ITunes Radio's first wave of advertisers have been pleased with the streaming music service since its September launch, but Apple's digital radio product hasn't checked every item on their wish lists, like more granular ad-targeting options than the standard parameters like age, gender and zip code. And prospective media buyers await proof that iTunes Radio is noise-canceling competitive services like the more sizeable Pandora.
"The results so far are right on target," said Ben Winkler, chief digital officer at OMD, whose clients include iTunes Radio launch advertisers Pepsi and Nissan. Mr. Winkler declined to delve into specific results, but said iTunes Radio advertisers were reaching more people on their mobile devices than originally anticipated.
"We thought it would be a good chunk from mobile. When we first put [campaigns] together, I don't think we expected two-thirds [of users] from mobile. By the time this thing rolled out, two-thirds felt right," he said.
Apple was also able to satisfy demand for its handful of category-exclusive launch advertisers, which included McDonald's and Procter & Gamble. "We were able to reach the impression loads that we had targeted to reach, and that's with protections like not overloading any individual with too many ads...which would suggest that their growth was good," said Nissan Director and Chief Marketing Manager Phil O'Connor.

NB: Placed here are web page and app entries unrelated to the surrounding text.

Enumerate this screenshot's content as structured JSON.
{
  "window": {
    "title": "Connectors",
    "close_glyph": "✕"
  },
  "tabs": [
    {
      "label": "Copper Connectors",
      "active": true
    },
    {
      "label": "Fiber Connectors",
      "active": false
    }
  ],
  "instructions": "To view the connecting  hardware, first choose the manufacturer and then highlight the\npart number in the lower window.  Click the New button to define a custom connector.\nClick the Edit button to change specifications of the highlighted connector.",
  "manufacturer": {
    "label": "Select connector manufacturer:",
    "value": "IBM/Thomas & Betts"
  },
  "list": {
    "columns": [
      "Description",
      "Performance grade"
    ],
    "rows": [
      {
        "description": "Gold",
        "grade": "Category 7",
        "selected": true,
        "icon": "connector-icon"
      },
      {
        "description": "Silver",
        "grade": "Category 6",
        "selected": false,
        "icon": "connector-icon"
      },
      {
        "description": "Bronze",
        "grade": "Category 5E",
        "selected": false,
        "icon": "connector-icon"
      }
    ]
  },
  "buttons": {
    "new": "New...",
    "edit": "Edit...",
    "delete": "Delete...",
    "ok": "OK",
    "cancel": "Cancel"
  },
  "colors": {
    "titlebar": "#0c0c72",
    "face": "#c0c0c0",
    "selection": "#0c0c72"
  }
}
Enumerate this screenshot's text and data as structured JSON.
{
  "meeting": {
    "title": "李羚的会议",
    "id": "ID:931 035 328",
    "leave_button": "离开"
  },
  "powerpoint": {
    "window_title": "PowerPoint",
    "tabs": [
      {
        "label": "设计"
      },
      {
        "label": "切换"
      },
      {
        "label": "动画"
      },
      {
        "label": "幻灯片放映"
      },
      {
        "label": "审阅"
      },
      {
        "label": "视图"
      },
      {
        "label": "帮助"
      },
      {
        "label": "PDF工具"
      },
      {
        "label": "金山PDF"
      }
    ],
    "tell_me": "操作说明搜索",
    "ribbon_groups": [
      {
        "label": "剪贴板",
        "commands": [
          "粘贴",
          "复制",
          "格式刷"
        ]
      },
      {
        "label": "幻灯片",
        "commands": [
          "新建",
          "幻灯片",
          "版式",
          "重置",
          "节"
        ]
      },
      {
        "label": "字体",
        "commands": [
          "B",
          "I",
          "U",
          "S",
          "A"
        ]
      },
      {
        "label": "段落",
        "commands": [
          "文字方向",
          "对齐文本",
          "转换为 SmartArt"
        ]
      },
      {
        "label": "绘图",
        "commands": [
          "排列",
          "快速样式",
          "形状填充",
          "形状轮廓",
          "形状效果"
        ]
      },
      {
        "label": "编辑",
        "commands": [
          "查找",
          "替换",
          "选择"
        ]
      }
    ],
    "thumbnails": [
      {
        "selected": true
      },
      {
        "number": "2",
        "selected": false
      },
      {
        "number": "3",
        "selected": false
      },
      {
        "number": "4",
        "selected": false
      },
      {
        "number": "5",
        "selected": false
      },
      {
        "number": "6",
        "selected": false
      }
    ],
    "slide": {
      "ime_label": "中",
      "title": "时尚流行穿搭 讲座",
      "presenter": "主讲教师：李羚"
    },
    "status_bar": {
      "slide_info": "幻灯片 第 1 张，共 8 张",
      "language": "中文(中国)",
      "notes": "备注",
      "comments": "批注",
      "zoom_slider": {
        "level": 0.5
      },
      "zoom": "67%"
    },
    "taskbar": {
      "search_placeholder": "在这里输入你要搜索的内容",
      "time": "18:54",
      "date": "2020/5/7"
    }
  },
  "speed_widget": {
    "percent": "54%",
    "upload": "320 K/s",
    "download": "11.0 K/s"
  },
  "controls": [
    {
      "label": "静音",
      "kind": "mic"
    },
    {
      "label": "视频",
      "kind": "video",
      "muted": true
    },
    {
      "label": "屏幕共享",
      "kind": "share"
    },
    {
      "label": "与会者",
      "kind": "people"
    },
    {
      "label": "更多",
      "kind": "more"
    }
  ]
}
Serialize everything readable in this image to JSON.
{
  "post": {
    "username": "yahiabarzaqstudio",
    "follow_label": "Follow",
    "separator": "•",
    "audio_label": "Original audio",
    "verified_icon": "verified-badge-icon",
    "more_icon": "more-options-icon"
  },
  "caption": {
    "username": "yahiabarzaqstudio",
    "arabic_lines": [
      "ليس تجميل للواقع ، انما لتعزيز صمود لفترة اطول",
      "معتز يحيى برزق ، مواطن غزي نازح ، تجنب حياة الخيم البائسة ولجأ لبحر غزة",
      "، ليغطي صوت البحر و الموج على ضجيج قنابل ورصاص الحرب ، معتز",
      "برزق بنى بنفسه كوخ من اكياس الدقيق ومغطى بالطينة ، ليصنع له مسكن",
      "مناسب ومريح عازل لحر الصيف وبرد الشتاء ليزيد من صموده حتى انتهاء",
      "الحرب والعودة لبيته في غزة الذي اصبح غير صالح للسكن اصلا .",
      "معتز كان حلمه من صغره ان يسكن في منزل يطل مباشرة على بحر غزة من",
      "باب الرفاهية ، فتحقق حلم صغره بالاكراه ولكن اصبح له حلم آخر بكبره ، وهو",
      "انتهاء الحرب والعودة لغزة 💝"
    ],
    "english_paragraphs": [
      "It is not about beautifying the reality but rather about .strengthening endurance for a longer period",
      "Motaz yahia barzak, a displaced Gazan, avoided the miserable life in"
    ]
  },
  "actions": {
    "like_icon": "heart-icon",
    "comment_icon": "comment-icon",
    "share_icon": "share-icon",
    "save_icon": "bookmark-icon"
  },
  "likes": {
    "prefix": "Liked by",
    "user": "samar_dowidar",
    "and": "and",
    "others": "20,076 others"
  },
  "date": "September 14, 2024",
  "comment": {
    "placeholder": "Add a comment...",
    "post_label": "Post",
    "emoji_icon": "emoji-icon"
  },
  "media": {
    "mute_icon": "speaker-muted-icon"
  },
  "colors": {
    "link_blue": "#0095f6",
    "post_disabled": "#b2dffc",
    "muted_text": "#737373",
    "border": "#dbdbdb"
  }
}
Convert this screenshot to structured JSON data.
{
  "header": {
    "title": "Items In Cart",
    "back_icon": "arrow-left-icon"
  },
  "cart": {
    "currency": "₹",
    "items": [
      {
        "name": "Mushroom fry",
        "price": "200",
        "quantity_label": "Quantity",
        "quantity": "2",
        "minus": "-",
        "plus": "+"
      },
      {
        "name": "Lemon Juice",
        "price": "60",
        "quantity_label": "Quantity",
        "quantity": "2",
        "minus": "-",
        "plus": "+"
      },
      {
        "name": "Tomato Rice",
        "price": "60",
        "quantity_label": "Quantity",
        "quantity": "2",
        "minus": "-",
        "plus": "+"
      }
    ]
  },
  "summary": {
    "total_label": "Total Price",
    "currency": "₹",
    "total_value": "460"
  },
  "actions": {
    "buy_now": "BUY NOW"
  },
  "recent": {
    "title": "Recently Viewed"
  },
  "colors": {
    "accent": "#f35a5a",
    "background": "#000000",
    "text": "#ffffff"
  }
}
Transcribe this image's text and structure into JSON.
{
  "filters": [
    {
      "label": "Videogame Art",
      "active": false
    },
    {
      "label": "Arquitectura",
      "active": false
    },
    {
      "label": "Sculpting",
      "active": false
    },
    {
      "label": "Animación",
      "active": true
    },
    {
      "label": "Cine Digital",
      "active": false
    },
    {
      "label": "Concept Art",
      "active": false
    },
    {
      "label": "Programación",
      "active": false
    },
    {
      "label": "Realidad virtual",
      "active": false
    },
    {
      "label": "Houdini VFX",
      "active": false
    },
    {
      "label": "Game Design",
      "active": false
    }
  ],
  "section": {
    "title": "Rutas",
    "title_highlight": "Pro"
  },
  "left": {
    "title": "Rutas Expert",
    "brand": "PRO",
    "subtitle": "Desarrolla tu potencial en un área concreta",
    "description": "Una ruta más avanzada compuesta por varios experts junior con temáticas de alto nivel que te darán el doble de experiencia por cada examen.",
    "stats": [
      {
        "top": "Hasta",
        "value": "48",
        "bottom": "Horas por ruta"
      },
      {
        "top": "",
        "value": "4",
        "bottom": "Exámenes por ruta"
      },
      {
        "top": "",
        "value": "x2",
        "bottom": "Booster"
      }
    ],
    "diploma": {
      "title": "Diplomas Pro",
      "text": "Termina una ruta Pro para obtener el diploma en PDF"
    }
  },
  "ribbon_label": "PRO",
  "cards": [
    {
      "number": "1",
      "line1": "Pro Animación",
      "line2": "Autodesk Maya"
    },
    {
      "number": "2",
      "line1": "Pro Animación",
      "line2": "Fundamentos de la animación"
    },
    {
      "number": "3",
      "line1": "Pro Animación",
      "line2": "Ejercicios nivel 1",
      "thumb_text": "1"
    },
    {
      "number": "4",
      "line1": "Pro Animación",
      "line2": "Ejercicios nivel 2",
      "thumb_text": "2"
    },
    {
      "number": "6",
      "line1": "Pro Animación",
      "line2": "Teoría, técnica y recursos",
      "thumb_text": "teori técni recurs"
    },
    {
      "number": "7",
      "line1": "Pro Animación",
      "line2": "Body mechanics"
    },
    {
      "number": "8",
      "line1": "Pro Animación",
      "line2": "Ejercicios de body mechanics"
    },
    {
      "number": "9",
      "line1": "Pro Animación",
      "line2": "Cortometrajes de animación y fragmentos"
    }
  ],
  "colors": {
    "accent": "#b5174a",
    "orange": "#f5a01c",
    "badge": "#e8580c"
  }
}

That growth trajectory will need to continue in 2014. Next year the honeymoon period for iTunes Radio will have ended. Many launch advertisers' deals only ran through the end of 2013. The service will retain Pepsi, which signed a two-year deal, but others like Nissan await their companies' next fiscal-year planning decisions before weighing whether to re-up. New advertisers are likely but not guaranteed.
Marketers have "significant interest" in iTunes Radio "because anything Apple does, they tend to do in a big way," said DigitasLBi Senior VP-Media Adam Shlachter. Apple has indicated it plans to more aggressively court Madison Avenue and emphasize iTunes Radio in particular. Since iTunes Radio started rolling out, conversations with media buyers concerning non-iTunes Radio iAds have been down, said one agency executive. And earlier this month Michael Pallad, VP-sales at AM/FM radio giant Cumulus Media, joined the company's iAd team to sell iTunes Radio internationally.
Mr. Pallad will need to sell marketers not only on iTunes Radio but off the competition. Given how crowded the digital-music marketplace is, "everyone is waiting to see what their impact is against the competition, whether or not Apple can establish or take share from any other platform. Based on that you will see people migrate budget," Mr. Shlachter said.
ITunes Radio received a leg-up thanks to Apple's built-in customer base and product pedigree. Still the service must play catch-up to Pandora, Clear Channel's iHeartRadio and Spotify as well as keep ahead of forthcoming music services like Beats Music and YouTube's music app.
Pandora remains the dominant pure-play digital deejay with 72.4 million monthly listeners. ITunes Radio had notched 20 million listeners in its first month, Apple CEO Tim Cook announced in October. By comparison 68 million people listen to Clear Channel's iHeartRadio network (including the radio giant's local station sites) each month and more than 24 million people tune to Spotify, which expects its recently released free ad-supported mobile service to grow that number.
Apple may be a latecomer, but advertising-wise iTunes Radio stands to benefit from its predecessors' past experiences. For example, Apple is working with an unnamed third-party company to validate ad impression loads. That is on par with how AM/FM radio is bought. And as is the case for Pandora and Spotify, improved ad targeting is said to be a priority for iTunes Radio in 2014.
As for audience growth, Mr. Winkler pointed out that iTunes Radio accrued that first month's 20 million users "with zero promotion. On the scale side, I'm excited about what happens to the numbers when the service is genuinely promoted from an advertising perspective."